Instructions for the task:
Copy each line of the records below that has "Azure" in it.
*** Records provided ***
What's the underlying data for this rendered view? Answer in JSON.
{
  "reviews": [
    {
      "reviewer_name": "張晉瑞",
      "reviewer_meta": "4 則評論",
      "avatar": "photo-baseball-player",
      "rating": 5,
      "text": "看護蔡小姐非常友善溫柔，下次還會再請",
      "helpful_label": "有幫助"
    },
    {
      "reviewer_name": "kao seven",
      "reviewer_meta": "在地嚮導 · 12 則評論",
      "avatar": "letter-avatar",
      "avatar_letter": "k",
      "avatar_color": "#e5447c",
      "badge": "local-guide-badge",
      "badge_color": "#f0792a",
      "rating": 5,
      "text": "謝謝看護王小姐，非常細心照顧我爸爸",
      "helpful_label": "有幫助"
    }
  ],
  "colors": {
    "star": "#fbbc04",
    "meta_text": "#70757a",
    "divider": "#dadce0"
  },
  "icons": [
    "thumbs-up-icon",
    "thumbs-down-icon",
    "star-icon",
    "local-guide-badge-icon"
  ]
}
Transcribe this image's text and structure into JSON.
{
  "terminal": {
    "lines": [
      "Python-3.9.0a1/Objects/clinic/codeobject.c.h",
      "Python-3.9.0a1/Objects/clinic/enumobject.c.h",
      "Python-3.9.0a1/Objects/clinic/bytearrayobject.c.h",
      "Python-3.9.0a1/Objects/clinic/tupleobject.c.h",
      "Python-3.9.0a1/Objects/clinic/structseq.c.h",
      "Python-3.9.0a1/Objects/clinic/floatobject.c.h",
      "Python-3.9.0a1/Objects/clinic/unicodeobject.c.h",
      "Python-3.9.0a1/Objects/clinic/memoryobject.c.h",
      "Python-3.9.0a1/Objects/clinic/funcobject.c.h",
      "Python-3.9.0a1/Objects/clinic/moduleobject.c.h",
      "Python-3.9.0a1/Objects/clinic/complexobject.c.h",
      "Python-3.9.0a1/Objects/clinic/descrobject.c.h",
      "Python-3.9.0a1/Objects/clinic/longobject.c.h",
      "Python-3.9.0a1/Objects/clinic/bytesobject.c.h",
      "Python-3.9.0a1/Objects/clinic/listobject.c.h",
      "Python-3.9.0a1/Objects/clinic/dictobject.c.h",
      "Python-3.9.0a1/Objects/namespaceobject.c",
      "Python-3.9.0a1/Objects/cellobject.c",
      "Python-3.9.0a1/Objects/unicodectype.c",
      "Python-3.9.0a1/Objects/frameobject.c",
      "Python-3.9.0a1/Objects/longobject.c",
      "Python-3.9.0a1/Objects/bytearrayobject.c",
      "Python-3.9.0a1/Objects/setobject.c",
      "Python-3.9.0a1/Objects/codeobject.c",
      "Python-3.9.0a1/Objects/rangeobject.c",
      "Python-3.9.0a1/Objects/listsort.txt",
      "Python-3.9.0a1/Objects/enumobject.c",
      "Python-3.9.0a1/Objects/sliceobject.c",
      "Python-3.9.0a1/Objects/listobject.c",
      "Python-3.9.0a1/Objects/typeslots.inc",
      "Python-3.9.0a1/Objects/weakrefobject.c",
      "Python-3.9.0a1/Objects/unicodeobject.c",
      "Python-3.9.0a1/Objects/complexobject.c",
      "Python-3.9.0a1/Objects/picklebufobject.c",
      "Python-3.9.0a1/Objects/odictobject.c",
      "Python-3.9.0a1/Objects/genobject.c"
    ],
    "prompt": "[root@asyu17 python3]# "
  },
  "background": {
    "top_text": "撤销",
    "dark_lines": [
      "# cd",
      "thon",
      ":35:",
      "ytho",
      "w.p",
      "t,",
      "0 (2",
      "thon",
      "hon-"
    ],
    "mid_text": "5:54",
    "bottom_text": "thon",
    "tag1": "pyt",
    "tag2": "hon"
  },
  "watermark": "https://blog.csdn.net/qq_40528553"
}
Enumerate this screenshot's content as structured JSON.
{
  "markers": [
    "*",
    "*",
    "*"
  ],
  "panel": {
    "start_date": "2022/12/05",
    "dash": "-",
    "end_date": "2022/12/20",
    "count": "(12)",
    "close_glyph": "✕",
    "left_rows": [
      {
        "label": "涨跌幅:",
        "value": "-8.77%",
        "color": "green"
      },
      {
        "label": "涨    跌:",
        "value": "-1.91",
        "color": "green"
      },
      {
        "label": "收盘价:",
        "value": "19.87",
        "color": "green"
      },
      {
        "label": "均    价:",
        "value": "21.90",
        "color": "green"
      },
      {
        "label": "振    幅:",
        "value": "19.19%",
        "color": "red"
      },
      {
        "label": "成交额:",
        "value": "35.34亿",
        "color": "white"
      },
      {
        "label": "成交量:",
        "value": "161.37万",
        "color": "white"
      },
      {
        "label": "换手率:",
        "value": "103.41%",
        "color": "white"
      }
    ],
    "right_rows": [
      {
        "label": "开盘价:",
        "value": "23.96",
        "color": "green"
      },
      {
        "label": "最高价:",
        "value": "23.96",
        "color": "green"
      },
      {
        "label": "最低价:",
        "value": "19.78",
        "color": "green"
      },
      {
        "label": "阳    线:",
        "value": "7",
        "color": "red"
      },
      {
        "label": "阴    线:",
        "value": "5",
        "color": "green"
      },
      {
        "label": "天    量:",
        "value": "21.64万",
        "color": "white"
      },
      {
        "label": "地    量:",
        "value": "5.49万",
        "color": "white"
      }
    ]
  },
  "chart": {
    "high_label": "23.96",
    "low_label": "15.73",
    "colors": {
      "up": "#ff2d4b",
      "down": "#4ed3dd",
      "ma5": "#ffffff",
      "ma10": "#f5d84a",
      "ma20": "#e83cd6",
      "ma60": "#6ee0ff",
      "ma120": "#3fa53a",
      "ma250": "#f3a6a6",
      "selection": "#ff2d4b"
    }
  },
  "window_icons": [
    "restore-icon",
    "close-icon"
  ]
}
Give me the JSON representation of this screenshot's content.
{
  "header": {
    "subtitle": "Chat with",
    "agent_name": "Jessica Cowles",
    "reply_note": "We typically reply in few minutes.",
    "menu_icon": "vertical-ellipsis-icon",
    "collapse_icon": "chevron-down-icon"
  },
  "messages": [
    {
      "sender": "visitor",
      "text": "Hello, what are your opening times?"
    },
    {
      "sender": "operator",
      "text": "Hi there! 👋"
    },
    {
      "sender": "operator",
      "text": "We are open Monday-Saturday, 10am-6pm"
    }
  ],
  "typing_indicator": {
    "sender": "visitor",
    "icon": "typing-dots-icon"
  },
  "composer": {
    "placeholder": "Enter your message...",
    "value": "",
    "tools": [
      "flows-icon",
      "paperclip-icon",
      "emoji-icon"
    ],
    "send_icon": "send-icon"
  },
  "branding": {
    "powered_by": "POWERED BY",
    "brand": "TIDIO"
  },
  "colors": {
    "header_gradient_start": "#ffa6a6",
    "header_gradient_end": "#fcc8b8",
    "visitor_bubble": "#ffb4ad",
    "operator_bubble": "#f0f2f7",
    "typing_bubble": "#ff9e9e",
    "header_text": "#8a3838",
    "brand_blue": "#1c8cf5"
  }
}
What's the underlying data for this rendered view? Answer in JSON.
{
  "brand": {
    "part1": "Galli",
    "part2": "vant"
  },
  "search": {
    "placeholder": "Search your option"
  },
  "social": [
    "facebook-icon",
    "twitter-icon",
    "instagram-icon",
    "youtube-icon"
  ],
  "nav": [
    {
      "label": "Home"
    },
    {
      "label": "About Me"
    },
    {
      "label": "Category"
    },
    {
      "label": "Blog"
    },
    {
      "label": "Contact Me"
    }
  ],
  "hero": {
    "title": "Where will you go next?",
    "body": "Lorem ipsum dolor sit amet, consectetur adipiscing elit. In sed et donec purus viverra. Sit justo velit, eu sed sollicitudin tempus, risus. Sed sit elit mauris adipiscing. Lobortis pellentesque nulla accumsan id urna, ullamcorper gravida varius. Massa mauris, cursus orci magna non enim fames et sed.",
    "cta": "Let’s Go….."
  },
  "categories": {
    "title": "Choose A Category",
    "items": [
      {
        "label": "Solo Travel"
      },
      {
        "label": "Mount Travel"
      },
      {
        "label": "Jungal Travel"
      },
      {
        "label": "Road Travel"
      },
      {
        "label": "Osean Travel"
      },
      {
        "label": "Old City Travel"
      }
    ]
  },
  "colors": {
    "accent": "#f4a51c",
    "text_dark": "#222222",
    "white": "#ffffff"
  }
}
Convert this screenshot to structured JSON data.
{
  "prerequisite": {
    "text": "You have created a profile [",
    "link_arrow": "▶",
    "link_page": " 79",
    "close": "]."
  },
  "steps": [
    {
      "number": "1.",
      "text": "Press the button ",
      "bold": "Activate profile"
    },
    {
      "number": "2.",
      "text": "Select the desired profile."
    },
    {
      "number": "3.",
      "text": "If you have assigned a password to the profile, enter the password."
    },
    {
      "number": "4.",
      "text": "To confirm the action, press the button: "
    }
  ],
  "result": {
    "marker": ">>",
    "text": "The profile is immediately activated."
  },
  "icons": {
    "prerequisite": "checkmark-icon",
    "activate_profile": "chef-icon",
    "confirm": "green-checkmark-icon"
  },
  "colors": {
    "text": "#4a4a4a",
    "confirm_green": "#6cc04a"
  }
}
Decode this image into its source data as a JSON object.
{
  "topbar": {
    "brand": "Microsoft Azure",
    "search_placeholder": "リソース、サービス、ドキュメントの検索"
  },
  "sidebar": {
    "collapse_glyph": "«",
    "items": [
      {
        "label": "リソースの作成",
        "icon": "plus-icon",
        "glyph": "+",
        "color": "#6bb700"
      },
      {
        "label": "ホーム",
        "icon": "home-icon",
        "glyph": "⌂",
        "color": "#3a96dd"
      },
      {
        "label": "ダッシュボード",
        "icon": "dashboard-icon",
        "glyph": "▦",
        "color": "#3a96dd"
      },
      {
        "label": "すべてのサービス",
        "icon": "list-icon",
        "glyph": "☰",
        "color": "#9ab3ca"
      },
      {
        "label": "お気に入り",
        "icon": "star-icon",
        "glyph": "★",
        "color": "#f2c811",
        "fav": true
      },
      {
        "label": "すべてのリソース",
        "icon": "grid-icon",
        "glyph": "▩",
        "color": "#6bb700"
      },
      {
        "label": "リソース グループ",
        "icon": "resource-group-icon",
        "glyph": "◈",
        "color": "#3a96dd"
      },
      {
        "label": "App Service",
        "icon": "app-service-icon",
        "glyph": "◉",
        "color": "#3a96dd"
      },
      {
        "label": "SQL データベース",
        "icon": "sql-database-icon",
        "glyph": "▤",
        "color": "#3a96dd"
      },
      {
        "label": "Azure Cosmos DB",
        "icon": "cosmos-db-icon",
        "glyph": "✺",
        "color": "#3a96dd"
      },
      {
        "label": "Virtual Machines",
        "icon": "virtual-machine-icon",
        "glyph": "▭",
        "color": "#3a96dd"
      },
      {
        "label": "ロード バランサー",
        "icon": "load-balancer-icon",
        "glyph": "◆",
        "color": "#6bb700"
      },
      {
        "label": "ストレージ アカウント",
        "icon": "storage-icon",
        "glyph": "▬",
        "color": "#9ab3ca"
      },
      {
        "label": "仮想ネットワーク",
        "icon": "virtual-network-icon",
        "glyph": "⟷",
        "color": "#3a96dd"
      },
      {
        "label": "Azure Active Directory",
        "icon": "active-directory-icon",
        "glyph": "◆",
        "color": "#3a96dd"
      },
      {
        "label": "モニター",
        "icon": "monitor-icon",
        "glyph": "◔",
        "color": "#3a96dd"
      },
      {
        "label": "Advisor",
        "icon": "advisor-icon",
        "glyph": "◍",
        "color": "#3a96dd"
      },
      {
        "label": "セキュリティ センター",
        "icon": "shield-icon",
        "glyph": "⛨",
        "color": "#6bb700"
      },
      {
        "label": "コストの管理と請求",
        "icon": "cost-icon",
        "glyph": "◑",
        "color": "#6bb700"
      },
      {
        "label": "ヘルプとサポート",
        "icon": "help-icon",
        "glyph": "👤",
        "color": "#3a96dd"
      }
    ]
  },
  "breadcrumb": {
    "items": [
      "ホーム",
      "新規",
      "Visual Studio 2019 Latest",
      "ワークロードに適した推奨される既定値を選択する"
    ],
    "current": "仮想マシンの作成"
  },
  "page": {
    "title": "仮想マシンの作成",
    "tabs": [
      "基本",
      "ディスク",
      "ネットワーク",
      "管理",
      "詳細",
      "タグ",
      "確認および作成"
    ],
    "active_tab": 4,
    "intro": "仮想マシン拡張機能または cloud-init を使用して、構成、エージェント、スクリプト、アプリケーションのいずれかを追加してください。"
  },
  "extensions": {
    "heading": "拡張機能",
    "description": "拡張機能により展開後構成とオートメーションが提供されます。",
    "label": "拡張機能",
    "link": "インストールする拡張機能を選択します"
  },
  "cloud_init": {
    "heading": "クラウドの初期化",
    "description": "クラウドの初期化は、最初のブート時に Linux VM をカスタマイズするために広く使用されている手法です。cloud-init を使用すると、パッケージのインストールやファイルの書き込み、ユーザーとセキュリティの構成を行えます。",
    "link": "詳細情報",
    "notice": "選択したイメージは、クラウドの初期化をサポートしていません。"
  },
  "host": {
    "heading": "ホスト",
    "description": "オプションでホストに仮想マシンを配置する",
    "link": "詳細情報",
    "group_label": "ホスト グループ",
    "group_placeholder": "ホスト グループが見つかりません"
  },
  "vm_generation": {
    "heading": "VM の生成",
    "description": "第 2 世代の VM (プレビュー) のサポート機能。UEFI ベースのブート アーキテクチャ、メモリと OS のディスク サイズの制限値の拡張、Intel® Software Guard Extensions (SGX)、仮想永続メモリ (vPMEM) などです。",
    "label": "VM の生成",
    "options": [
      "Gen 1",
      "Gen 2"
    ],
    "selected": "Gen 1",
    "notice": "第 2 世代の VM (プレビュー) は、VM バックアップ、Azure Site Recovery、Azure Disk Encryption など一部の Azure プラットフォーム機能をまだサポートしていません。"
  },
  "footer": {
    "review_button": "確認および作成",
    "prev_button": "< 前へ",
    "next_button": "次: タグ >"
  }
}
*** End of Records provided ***
Written response:
    "brand": "Microsoft Azure",
        "label": "Azure Cosmos DB",
        "label": "Azure Active Directory",
    "notice": "第 2 世代の VM (プレビュー) は、VM バックアップ、Azure Site Recovery、Azure Disk Encryption など一部の Azure プラットフォーム機能をまだサポートしていません。"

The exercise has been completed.